In certain areas this cannot be done — I could not commit a murder, for instance.

With the contents of my consciousness I must live as naturally as a plant.

If I act inadequately it is the ape in me that does it.

The positive result of analysis enables us to become unconscious again.

Analysis is an intermezzo that lasts until the individual’s greatest possible capacity for consciousness has been achieved.

Then he can return to nature and re-enter the dark current of life, practice Zen, or spend his time in alehouses.

Unfortunately the last possibility does not agree with my health!

We do not know our own role in life.

We behave like the lizard; we do what it does except that we also talk …

We approach life from the side of consciousness, but at certain times we have to make the sacrificium intellectus.

We must sacrifice everything and become again as a child; not to remain a child, be it understood, but to re-enter childhood.

This state implies a divinely transformed nature, a higher level of existence, and a more profound realization of the world.

The unconscious has first to be activated; then we must extricate ourselves, doubting all the things we have hitherto believed; then we can turn back and resume our place in the collective unconscious.

This higher consciousness must be re-integrated into the dark flow of life so that we see then only that, which is immediately before our eyes.

Even Goethe could only know a fraction of his possibilities and his destiny.

Mankind today is faced with problems that formerly concerned only the gods.

Man can now choose between total destructiveness and complete constructiveness.

These are superhuman possibilities.

The light of consciousness needs to be clearly distinguished from the cunning of the unfathomable depths of the spirit.

The psyche is emancipated from instinctual patterns and from causality. The psyche is also the scene of conflicts between instinct and free will, for instincts are without order and collide with the organised consciousness.

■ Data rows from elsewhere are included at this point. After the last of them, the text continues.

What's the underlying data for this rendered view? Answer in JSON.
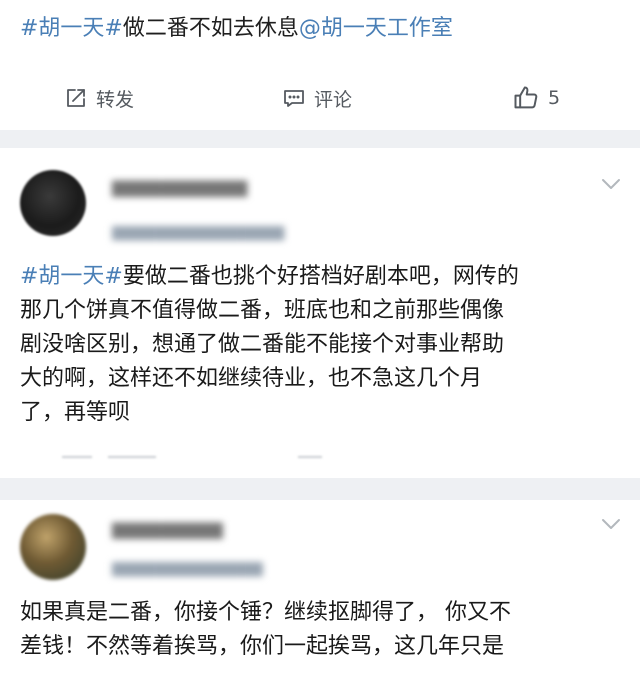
{
  "post": {
    "hashtag": "#胡一天#",
    "text": "做二番不如去休息",
    "mention": "@胡一天工作室",
    "actions": {
      "repost_label": "转发",
      "comment_label": "评论",
      "like_count": "5"
    }
  },
  "comments": [
    {
      "hashtag": "#胡一天#",
      "lines": [
        "要做二番也挑个好搭档好剧本吧，网传的",
        "那几个饼真不值得做二番，班底也和之前那些偶像",
        "剧没啥区别，想通了做二番能不能接个对事业帮助",
        "大的啊，这样还不如继续待业，也不急这几个月",
        "了，再等呗"
      ]
    },
    {
      "lines": [
        "如果真是二番，你接个锤？继续抠脚得了， 你又不",
        "差钱！不然等着挨骂，你们一起挨骂，这几年只是"
      ]
    }
  ],
  "colors": {
    "link": "#4a7fb6",
    "text": "#1f1f1f",
    "muted": "#555a60",
    "divider": "#eef0f3"
  },
  "icons": {
    "repost": "repost-icon",
    "comment": "comment-icon",
    "like": "thumbs-up-icon",
    "menu": "chevron-down-icon"
  }
}
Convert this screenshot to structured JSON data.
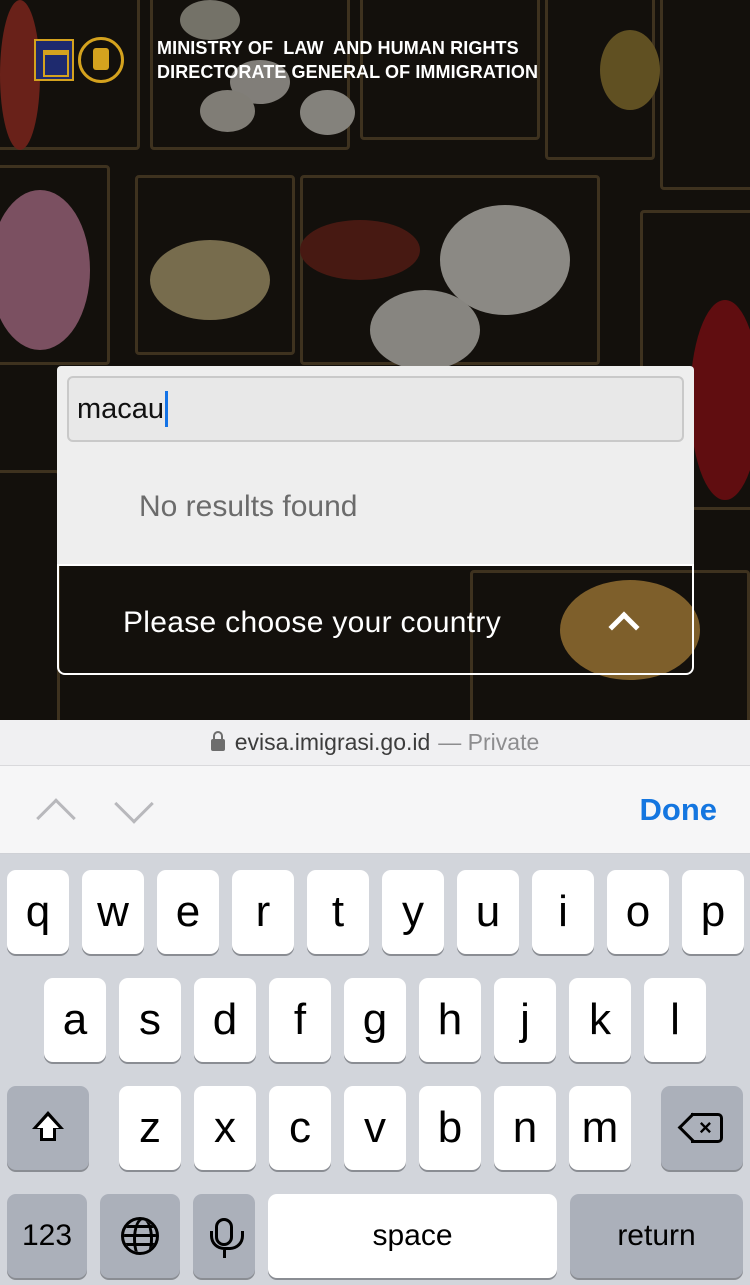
{
  "header": {
    "line1": "MINISTRY OF  LAW  AND HUMAN RIGHTS",
    "line2": "DIRECTORATE GENERAL OF IMMIGRATION"
  },
  "country_select": {
    "search_value": "macau",
    "no_results": "No results found",
    "placeholder": "Please choose your country"
  },
  "browser": {
    "url": "evisa.imigrasi.go.id",
    "mode": "— Private"
  },
  "accessory": {
    "done_label": "Done"
  },
  "keyboard": {
    "row1": [
      "q",
      "w",
      "e",
      "r",
      "t",
      "y",
      "u",
      "i",
      "o",
      "p"
    ],
    "row2": [
      "a",
      "s",
      "d",
      "f",
      "g",
      "h",
      "j",
      "k",
      "l"
    ],
    "row3": [
      "z",
      "x",
      "c",
      "v",
      "b",
      "n",
      "m"
    ],
    "numbers_label": "123",
    "space_label": "space",
    "return_label": "return"
  },
  "colors": {
    "accent": "#1476e0",
    "caret": "#1473e6"
  }
}
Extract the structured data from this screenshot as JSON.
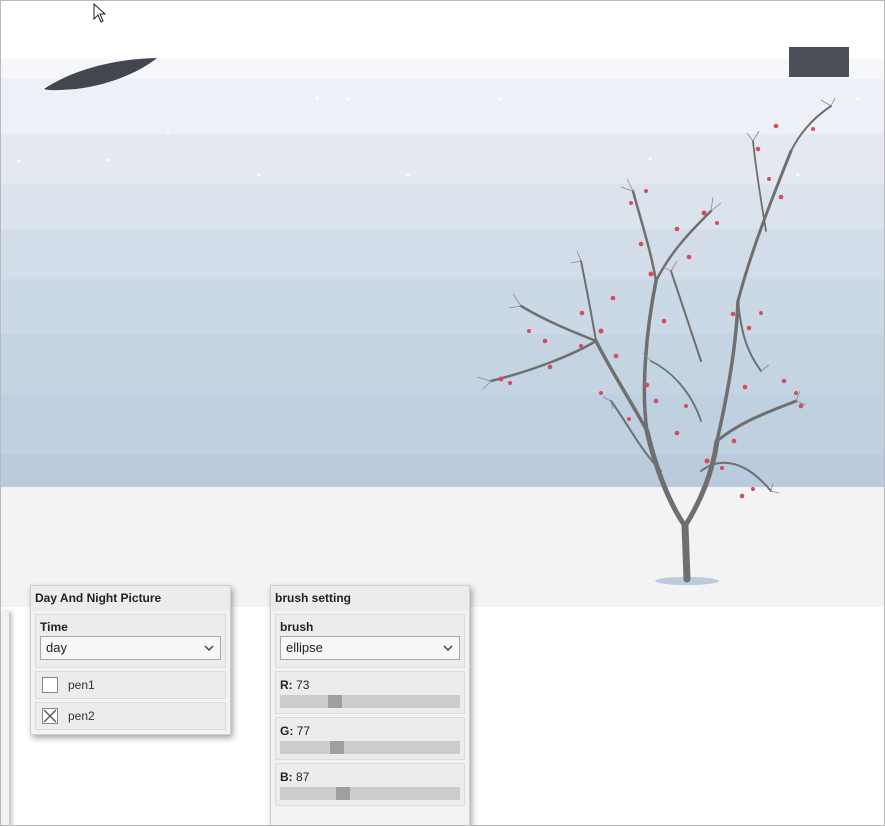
{
  "scene": {
    "sky_colors": [
      "#f6f7fb",
      "#b9cbdd"
    ],
    "ground_color": "#f4f3f4",
    "berry_color": "#d64c5a",
    "branch_color": "#6f6f70"
  },
  "panels": {
    "day_night": {
      "title": "Day And Night Picture",
      "time_label": "Time",
      "time_value": "day",
      "pen1_label": "pen1",
      "pen1_checked": false,
      "pen2_label": "pen2",
      "pen2_checked": true
    },
    "brush": {
      "title": "brush setting",
      "brush_label": "brush",
      "brush_value": "ellipse",
      "r_label": "R:",
      "r_value": "73",
      "r_level": 0.29,
      "g_label": "G:",
      "g_value": "77",
      "g_level": 0.3,
      "b_label": "B:",
      "b_value": "87",
      "b_level": 0.34
    }
  },
  "icons": {
    "cursor": "arrow-cursor-icon",
    "dropdown": "chevron-down-icon",
    "check": "x-check-icon"
  }
}
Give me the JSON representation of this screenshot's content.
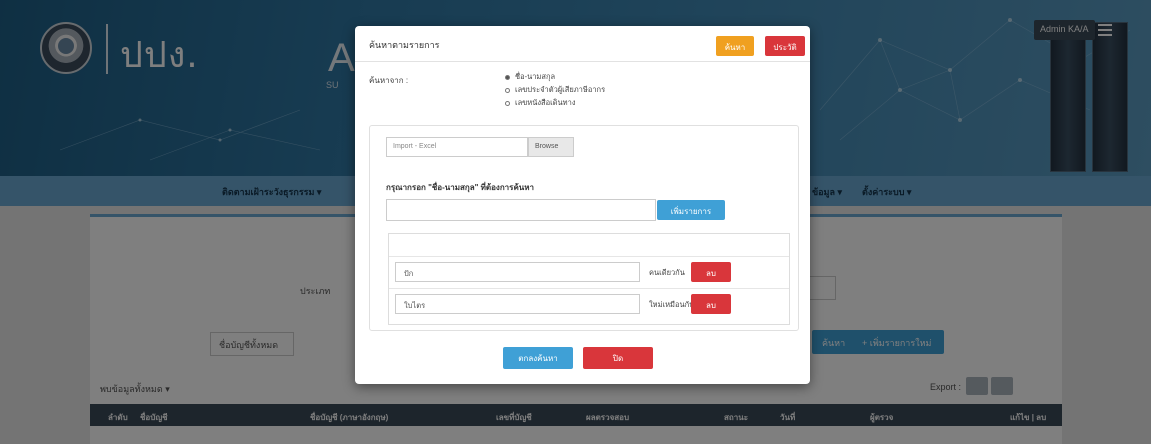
{
  "header": {
    "logo_text": "ปปง.",
    "brand_letter": "A",
    "brand_sub": "SU",
    "admin_label": "Admin KA/A"
  },
  "nav": {
    "items": [
      "ติดตามเฝ้าระวังธุรกรรม ▾",
      "ข้อมูล ▾",
      "ตั้งค่าระบบ ▾"
    ]
  },
  "background": {
    "filter_label": "ประเภท",
    "select_value": "ชื่อบัญชีทั้งหมด",
    "filter_select": "",
    "search_button": "ค้นหา",
    "add_button": "+ เพิ่มรายการใหม่",
    "count_label": "พบข้อมูลทั้งหมด ▾",
    "export_label": "Export :",
    "table_headers": [
      "ลำดับ",
      "ชื่อบัญชี",
      "ชื่อบัญชี (ภาษาอังกฤษ)",
      "เลขที่บัญชี",
      "ผลตรวจสอบ",
      "สถานะ",
      "วันที่",
      "ผู้ตรวจ",
      "แก้ไข | ลบ"
    ]
  },
  "modal": {
    "title": "ค้นหาตามรายการ",
    "btn_search": "ค้นหา",
    "btn_history": "ประวัติ",
    "type_label": "ค้นหาจาก :",
    "radio_options": [
      "ชื่อ-นามสกุล",
      "เลขประจำตัวผู้เสียภาษีอากร",
      "เลขหนังสือเดินทาง"
    ],
    "radio_selected": 0,
    "file_placeholder": "Import - Excel",
    "browse_label": "Browse",
    "instruction": "กรุณากรอก \"ชื่อ-นามสกุล\" ที่ต้องการค้นหา",
    "add_label": "เพิ่มรายการ",
    "rows": [
      {
        "value": "ปัก",
        "type": "คนเดียวกัน",
        "delete_label": "ลบออก"
      },
      {
        "value": "ใบไตร",
        "type": "ใหม่เหมือนกัน",
        "delete_label": "ลบออก"
      }
    ],
    "save_label": "ตกลงค้นหา",
    "close_label": "ปิด"
  },
  "colors": {
    "header": "#2f77a3",
    "nav": "#6aa9d2",
    "orange": "#f0a020",
    "red": "#d9363b",
    "blue": "#3fa0d6"
  }
}
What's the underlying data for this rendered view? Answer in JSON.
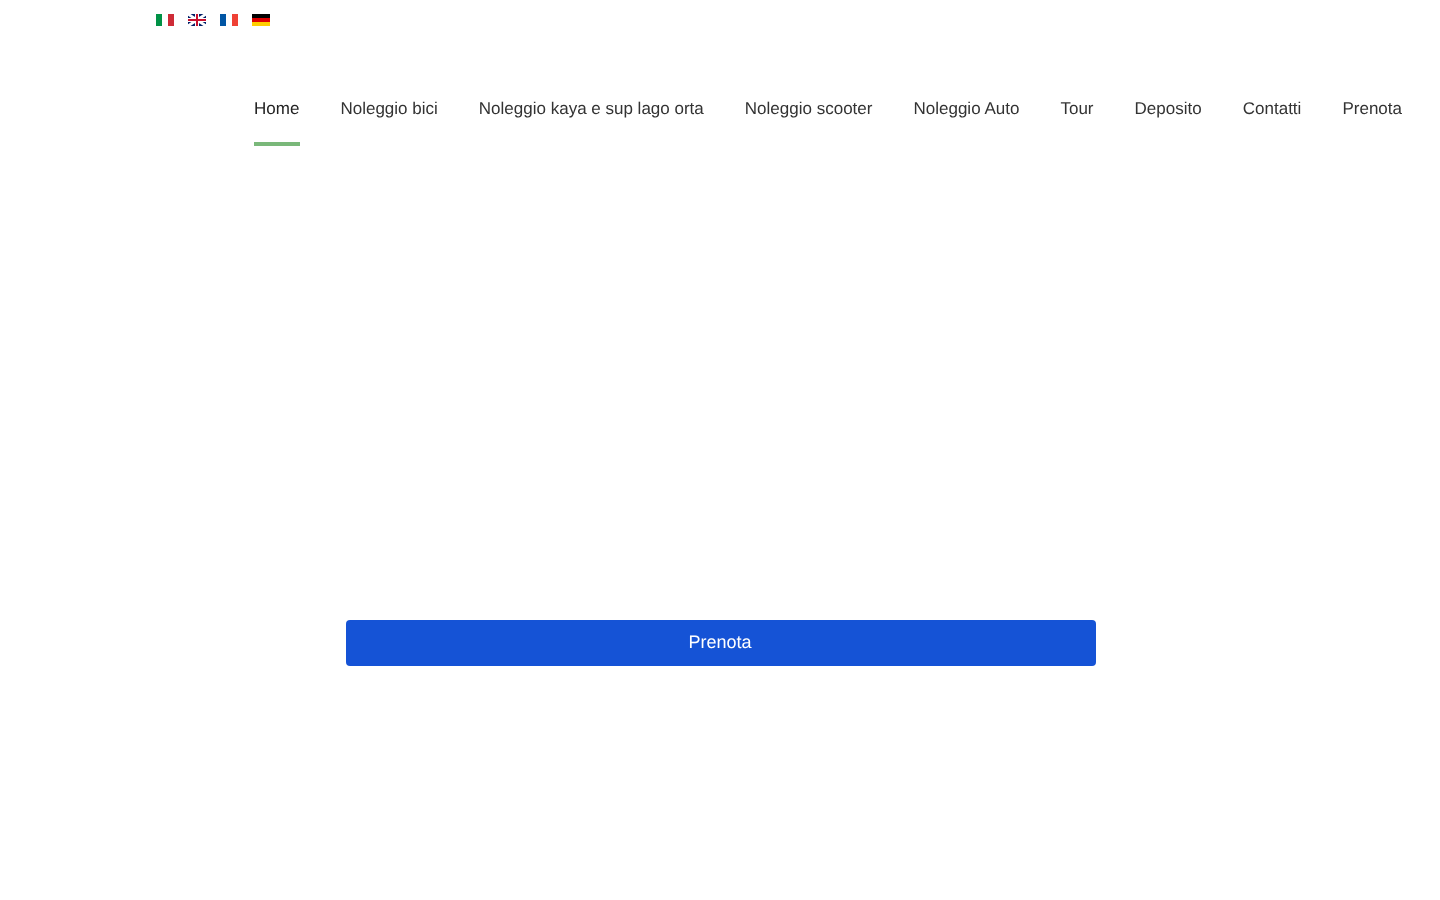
{
  "language_flags": [
    {
      "kind": "italy"
    },
    {
      "kind": "uk"
    },
    {
      "kind": "france"
    },
    {
      "kind": "germany"
    }
  ],
  "nav": [
    {
      "label": "Home",
      "selected": true
    },
    {
      "label": "Noleggio bici",
      "selected": false
    },
    {
      "label": "Noleggio kaya e sup lago orta",
      "selected": false
    },
    {
      "label": "Noleggio scooter",
      "selected": false
    },
    {
      "label": "Noleggio Auto",
      "selected": false
    },
    {
      "label": "Tour",
      "selected": false
    },
    {
      "label": "Deposito",
      "selected": false
    },
    {
      "label": "Contatti",
      "selected": false
    },
    {
      "label": "Prenota",
      "selected": false
    }
  ],
  "book_button": {
    "label": "Prenota"
  }
}
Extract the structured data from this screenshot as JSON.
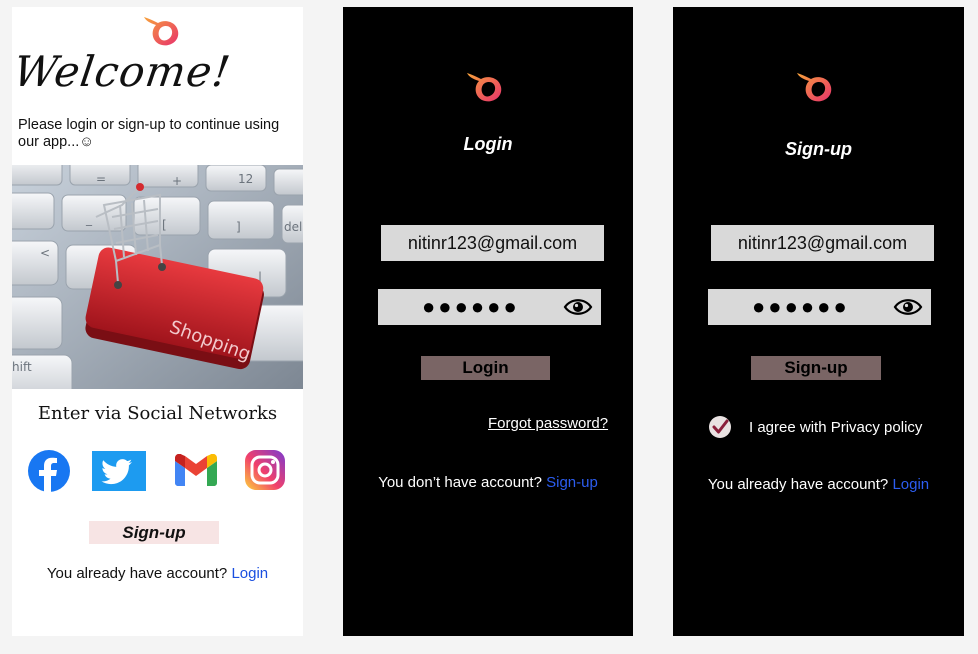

Europeans are especially likely to believe that they can replace instinct by intellect. ~Carl Jung; Conversations with C.G. Jung; Consciousness and becoming Conscious; Pages 9-13.